Data supplied -
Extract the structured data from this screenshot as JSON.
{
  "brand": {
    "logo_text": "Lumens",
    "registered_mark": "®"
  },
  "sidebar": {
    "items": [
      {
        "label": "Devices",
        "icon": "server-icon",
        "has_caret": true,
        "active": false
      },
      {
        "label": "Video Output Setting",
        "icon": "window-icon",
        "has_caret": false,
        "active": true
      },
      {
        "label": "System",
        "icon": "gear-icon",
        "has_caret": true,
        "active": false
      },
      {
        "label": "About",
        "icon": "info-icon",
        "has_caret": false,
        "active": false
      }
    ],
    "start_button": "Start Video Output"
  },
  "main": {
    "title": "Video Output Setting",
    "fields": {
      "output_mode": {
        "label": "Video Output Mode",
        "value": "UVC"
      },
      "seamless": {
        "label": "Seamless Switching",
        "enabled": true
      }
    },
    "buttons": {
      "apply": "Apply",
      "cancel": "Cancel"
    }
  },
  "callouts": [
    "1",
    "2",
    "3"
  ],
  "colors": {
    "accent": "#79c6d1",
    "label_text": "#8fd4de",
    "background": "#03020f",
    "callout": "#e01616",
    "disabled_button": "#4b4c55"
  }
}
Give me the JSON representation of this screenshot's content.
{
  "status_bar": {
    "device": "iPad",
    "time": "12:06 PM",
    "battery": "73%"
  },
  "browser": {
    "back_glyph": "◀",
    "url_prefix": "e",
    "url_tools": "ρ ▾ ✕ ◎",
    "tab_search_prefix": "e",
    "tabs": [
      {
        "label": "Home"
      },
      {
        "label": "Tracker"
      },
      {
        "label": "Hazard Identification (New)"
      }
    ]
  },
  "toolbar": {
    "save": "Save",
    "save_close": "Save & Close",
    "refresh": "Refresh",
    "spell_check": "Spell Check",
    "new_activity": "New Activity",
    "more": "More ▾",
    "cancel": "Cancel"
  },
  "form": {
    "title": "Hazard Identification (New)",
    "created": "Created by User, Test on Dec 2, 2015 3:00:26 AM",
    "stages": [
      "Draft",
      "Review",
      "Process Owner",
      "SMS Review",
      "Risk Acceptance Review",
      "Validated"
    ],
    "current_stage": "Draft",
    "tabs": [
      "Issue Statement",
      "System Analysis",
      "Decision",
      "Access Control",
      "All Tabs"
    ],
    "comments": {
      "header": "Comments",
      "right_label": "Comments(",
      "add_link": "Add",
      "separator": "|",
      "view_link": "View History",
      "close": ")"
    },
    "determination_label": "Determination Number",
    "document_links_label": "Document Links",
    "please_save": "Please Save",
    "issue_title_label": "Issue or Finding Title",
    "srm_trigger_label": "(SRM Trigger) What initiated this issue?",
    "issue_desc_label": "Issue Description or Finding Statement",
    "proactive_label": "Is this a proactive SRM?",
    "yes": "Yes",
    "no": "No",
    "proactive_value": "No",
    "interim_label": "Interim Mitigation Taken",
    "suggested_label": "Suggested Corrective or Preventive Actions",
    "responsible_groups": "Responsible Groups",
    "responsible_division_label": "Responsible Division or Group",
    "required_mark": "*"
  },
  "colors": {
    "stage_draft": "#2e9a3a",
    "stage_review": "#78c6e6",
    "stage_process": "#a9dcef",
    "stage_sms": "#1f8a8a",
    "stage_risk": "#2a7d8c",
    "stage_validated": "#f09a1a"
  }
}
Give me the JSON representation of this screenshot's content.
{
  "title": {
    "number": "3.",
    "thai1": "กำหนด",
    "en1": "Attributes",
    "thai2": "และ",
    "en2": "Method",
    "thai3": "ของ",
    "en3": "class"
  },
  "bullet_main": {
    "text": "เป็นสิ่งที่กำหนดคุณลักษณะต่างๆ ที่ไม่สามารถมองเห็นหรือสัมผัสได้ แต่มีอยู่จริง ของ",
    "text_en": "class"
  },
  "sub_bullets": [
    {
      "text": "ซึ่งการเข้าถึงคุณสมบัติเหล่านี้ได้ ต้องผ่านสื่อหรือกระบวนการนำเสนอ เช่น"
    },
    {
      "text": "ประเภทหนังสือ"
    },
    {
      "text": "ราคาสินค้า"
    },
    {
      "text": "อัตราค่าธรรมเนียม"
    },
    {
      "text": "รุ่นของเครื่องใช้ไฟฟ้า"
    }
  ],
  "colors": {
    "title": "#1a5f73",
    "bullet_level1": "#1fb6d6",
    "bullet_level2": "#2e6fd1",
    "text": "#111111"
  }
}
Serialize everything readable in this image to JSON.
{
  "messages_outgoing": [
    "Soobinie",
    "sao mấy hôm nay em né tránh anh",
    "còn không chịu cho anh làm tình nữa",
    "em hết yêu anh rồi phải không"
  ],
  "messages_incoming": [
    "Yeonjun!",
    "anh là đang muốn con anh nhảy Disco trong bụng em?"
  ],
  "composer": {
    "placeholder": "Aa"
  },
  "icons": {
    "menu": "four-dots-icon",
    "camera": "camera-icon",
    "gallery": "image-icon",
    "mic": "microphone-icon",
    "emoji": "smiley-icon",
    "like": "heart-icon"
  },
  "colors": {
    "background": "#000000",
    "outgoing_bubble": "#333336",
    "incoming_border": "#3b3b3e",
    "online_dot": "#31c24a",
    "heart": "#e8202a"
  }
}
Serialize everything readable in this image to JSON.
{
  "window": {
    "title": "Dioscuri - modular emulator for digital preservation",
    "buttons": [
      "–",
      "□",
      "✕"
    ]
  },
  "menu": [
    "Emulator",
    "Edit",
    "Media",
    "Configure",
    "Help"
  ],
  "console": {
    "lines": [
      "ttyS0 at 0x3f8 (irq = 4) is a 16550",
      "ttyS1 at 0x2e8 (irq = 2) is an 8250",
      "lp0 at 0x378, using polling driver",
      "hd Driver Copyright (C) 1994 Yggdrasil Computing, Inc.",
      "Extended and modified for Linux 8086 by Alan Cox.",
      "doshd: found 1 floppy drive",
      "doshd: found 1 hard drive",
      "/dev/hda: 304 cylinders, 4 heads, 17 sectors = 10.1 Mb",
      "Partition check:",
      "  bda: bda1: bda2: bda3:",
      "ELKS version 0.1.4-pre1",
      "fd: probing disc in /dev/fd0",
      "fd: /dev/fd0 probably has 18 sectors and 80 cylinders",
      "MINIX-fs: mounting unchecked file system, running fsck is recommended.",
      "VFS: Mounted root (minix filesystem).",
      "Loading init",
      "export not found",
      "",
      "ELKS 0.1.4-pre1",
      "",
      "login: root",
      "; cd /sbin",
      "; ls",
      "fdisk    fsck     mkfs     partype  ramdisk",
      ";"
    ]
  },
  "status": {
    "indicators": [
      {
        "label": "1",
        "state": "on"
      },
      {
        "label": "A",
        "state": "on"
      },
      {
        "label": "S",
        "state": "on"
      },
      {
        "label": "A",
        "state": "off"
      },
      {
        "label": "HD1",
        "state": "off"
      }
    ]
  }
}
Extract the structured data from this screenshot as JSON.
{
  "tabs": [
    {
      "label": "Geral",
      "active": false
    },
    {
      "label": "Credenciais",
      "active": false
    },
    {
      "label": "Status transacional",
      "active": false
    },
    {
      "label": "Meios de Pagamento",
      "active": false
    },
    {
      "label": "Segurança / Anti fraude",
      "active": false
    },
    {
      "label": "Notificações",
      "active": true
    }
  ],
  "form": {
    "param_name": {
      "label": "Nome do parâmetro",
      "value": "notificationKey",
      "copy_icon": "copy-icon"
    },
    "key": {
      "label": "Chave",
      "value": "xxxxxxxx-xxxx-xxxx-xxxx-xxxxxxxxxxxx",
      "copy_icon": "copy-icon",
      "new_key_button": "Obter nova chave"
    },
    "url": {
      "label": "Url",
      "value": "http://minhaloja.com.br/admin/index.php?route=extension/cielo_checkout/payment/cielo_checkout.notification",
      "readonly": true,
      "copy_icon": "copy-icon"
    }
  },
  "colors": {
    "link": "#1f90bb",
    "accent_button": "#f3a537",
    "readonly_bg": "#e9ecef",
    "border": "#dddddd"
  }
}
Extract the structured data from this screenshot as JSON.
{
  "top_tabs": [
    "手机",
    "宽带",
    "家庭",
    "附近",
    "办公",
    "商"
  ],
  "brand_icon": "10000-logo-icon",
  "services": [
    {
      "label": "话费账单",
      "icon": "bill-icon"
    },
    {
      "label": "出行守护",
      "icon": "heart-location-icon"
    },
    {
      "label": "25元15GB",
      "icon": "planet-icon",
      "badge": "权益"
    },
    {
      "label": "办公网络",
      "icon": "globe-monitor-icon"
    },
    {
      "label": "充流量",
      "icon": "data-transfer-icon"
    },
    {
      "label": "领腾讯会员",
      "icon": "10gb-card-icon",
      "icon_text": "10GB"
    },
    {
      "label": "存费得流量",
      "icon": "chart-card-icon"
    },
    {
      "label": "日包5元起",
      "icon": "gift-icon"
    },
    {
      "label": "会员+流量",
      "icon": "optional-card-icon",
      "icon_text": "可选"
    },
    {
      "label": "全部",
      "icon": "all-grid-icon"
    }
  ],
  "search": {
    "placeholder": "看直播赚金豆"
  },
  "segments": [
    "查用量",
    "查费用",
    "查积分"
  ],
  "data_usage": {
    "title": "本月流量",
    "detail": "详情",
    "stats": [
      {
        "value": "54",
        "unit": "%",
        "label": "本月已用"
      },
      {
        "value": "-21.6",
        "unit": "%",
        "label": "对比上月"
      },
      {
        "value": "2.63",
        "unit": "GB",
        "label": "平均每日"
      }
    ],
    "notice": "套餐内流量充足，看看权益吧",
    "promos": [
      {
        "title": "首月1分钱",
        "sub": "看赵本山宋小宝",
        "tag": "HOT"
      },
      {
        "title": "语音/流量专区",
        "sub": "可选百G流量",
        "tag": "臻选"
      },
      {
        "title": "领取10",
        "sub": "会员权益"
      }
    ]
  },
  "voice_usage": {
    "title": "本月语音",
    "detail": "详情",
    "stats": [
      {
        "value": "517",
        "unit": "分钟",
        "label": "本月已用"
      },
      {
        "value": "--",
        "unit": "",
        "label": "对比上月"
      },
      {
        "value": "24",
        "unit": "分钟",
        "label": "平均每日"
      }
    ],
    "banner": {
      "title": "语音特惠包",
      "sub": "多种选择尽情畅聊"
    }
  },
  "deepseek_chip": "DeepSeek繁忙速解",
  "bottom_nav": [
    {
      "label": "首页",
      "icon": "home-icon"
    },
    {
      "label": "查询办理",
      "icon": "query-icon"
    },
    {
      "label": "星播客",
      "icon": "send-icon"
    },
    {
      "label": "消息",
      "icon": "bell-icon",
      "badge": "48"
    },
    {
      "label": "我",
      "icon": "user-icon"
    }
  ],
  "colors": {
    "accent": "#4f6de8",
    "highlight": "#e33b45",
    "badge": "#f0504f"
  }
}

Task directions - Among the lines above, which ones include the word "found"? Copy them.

Task output -
      "doshd: found 1 floppy drive",
      "doshd: found 1 hard drive",
      "export not found",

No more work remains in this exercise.